All of you who have read this blog for any length of time at all know that the subject of large, black, long-tailed cats, or “black panthers,” is something in which I am particularly interested. This subject has become the number one most popular topic on this site. More people contact me about black cat sightings, by far, than sightings or anecdotes about any other animal (known or cryptid).
I have always felt that there must be a biological entity behind these “black panther” sightings. There are just too many incidents and too many credible witnesses to believe otherwise, in my opinion. If I am right and there is a real animal out there responsible for these sightings, what could it be? I’ve put forth several possibilities over the years: jaguarundi, jaguar, unusually dark-colored cougars, for example. Perhaps a combination of these three animals plus the occasional case of mistaken identity could explain the phenomenon? I’ve also entertained the idea, briefly, that maybe cougars in the wild do occasionally exhibit melanism as well as the possibility of an entirely undocumented large, dark-colored cat might exist in Texas and the deep South; however, the culprit most often suspected of being responsible for “black panther” sightings by those who think there is something to all of this is, without a doubt, the jaguar.
In the past, I’ve been very hesitant to jump on the jaguar (Panthera onca) bandwagon and anoint this big cat as the number one suspect in the hundreds of black cat sightings. Jags fit the bill as far as the size most often reported by “black panther” witnesses. People often describe “Labrador-sized,” or larger, cats with long tails. The jaguar is the largest cat in the New World and ranges in weight from 125-250 lbs. under normal conditions with some males reaching weights in excess of 300 lbs. (very rare). Color morphism does occur in the species with melanistic specimens appearing almost totally black in color. While much more rare than their normal rosette-coated brethren, melanistic jaguars make up approximately 6% of the total jaguar population. That being the case, why have I been hesitant to grasp the theory that “black panthers” may very well be remnant, or Northward wandering, jaguars?
The answer is simple. While 6% of the jaguar population is not an insignificant number of individuals, it still leaves 94% of the population with the normal spotted coats. IF the black panthers of Texas are melanistic jaguars then why is nobody seeing or reporting the much more commonly colored cats? If these are jags people are seeing, the spotted individuals have to be here too. If that is the case, then they would be easier to spot than those of the melanistic variety.
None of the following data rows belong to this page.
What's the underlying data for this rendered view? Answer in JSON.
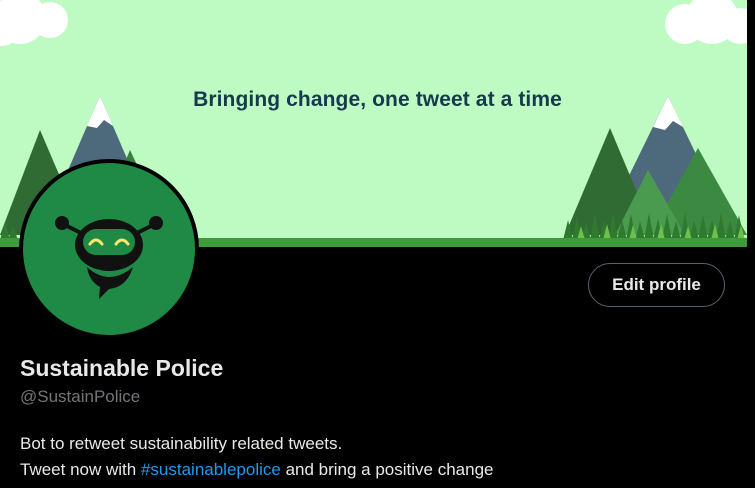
{
  "banner": {
    "tagline": "Bringing change, one tweet at a time",
    "background_color": "#bdfbc3"
  },
  "profile": {
    "display_name": "Sustainable Police",
    "handle": "@SustainPolice",
    "avatar_icon": "robot-chat-icon",
    "avatar_color": "#1e8a45",
    "bio_line1": "Bot to retweet sustainability related tweets.",
    "bio_line2_before": "Tweet now with ",
    "bio_hashtag": "#sustainablepolice",
    "bio_line2_after": " and bring a positive change"
  },
  "actions": {
    "edit_profile_label": "Edit profile"
  },
  "colors": {
    "accent": "#1d9bf0",
    "text_primary": "#e7e9ea",
    "text_secondary": "#71767b"
  }
}
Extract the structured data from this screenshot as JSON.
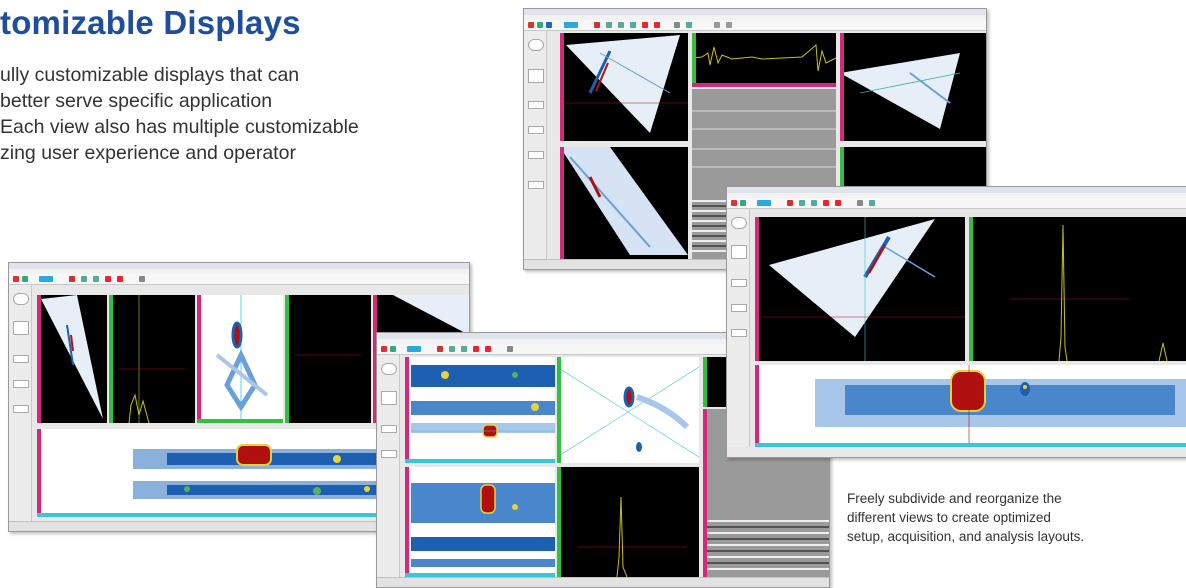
{
  "heading": "tomizable Displays",
  "intro_lines": [
    "ully customizable displays that can",
    "better serve specific application",
    "Each view also has multiple customizable",
    "zing user experience and operator"
  ],
  "caption_lines": [
    "Freely subdivide and reorganize the",
    "different views to create optimized",
    "setup, acquisition, and analysis layouts."
  ],
  "colors": {
    "heading": "#1f4e9c",
    "body_text": "#333333",
    "pane_background": "#000000",
    "scan_blue": "#1d5fb0",
    "indication_red": "#b01010",
    "edge_magenta": "#d4287a",
    "edge_green": "#32c040",
    "edge_cyan": "#35c8d8"
  },
  "screens": [
    {
      "name": "screenshot-top-right",
      "layout": "three-sector-plus-ascan-bscan"
    },
    {
      "name": "screenshot-bottom-left",
      "layout": "four-views-plus-cscan"
    },
    {
      "name": "screenshot-bottom-middle",
      "layout": "two-cscans-plus-sector-ascan"
    },
    {
      "name": "screenshot-right-front",
      "layout": "sector-ascan-plus-cscan"
    }
  ]
}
Right?
Spotted coats are a tremendous form of camouflage. It is the very reason so many wild cats are marked in this way. They are predators and need to be hard to see. Leopards, jaguars, bobcats, ocelots, margays, servals, cheetahs, young lions and young cougars all have spotted coats for part of, if not all, their lives. The spots allow these animals to blend into almost any form of cover as they break up the silhouette of the cat beautifully. I have come to the conclusion that maybe the large black cats being reported in the South are melanistic jaguars and they are being seen, while their spotted brethren are not, because their black coloration is not as effective a form of camouflage.
Allow me to demonstrate. Spread through out this post, is a series of photographs. In each photo there is a normally marked leopard or jaguar. These photos have all been circulating for some time now as a sort of “Where’s Waldo” game of find the cat. I’d seen them but not given them a lot of thought. Lately though, I’ve revisited them while considering them as something to study instead of just a hide-and-seek type of game. As you will see, or maybe not, the spotted coats of these cats make them all but impossible to detect while a solid black cat might stand out more. Imagine trying to spot one of these cats that is hunkered down in tall grass or a wooded area from a moving car or even as you walk through the woods. If it remains still, you aren’t going to see it.
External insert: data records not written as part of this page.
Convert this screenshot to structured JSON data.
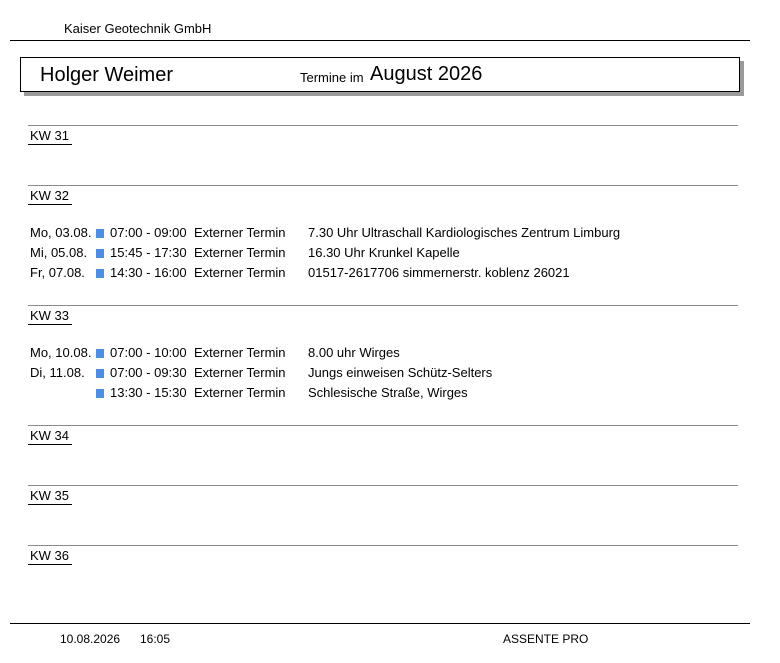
{
  "header": {
    "company": "Kaiser Geotechnik GmbH"
  },
  "title": {
    "person": "Holger Weimer",
    "label": "Termine im",
    "month": "August 2026"
  },
  "weeks": [
    {
      "label": "KW 31",
      "appointments": []
    },
    {
      "label": "KW 32",
      "appointments": [
        {
          "day": "Mo, 03.08.",
          "time": "07:00 - 09:00",
          "type": "Externer Termin",
          "desc": "7.30 Uhr Ultraschall Kardiologisches Zentrum Limburg"
        },
        {
          "day": "Mi,  05.08.",
          "time": "15:45 - 17:30",
          "type": "Externer Termin",
          "desc": "16.30 Uhr Krunkel Kapelle"
        },
        {
          "day": "Fr,  07.08.",
          "time": "14:30 - 16:00",
          "type": "Externer Termin",
          "desc": "01517-2617706 simmernerstr. koblenz 26021"
        }
      ]
    },
    {
      "label": "KW 33",
      "appointments": [
        {
          "day": "Mo, 10.08.",
          "time": "07:00 - 10:00",
          "type": "Externer Termin",
          "desc": "8.00 uhr Wirges"
        },
        {
          "day": "Di,  11.08.",
          "time": "07:00 - 09:30",
          "type": "Externer Termin",
          "desc": "Jungs einweisen Schütz-Selters"
        },
        {
          "day": "",
          "time": "13:30 - 15:30",
          "type": "Externer Termin",
          "desc": "Schlesische Straße, Wirges"
        }
      ]
    },
    {
      "label": "KW 34",
      "appointments": []
    },
    {
      "label": "KW 35",
      "appointments": []
    },
    {
      "label": "KW 36",
      "appointments": []
    }
  ],
  "footer": {
    "date": "10.08.2026",
    "time": "16:05",
    "app": "ASSENTE PRO"
  },
  "colors": {
    "marker": "#4a8ee8",
    "shadow": "#9a9a9a",
    "rule": "#8a8a8a"
  }
}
As a matter of fact, just standing or sitting perfectly still in and of itself can keep an animal well hidden. We, as humans, seem to depend on movement to a large extent in order to spot things. Add the fact that we, as a species, have become less and less in tune to nature and become unobservant, at best, and totally oblivious, at worst, and not many of these animals are going to be seen, not even those that are not thought of as having perfect camouflage. The photo below illustrates this point. See how long it takes you to see the wolf in the photo. Some will see the wolf quicker than others but there is no denying that he would be very easy to miss despite not sporting a spotted coat.
IF the “black panthers” of Texas are jaguars, then the much more common spotted cats are here, too. They are just going to be almost impossible to detect unless they cross a road directly in front of a vehicle. Jaguars were native to Texas and much of the deep South at one time. Maybe they are making a bit of a comeback, much as cougars appear to be doing, across much of their old range.
What a great story it would be if it turned out to be so.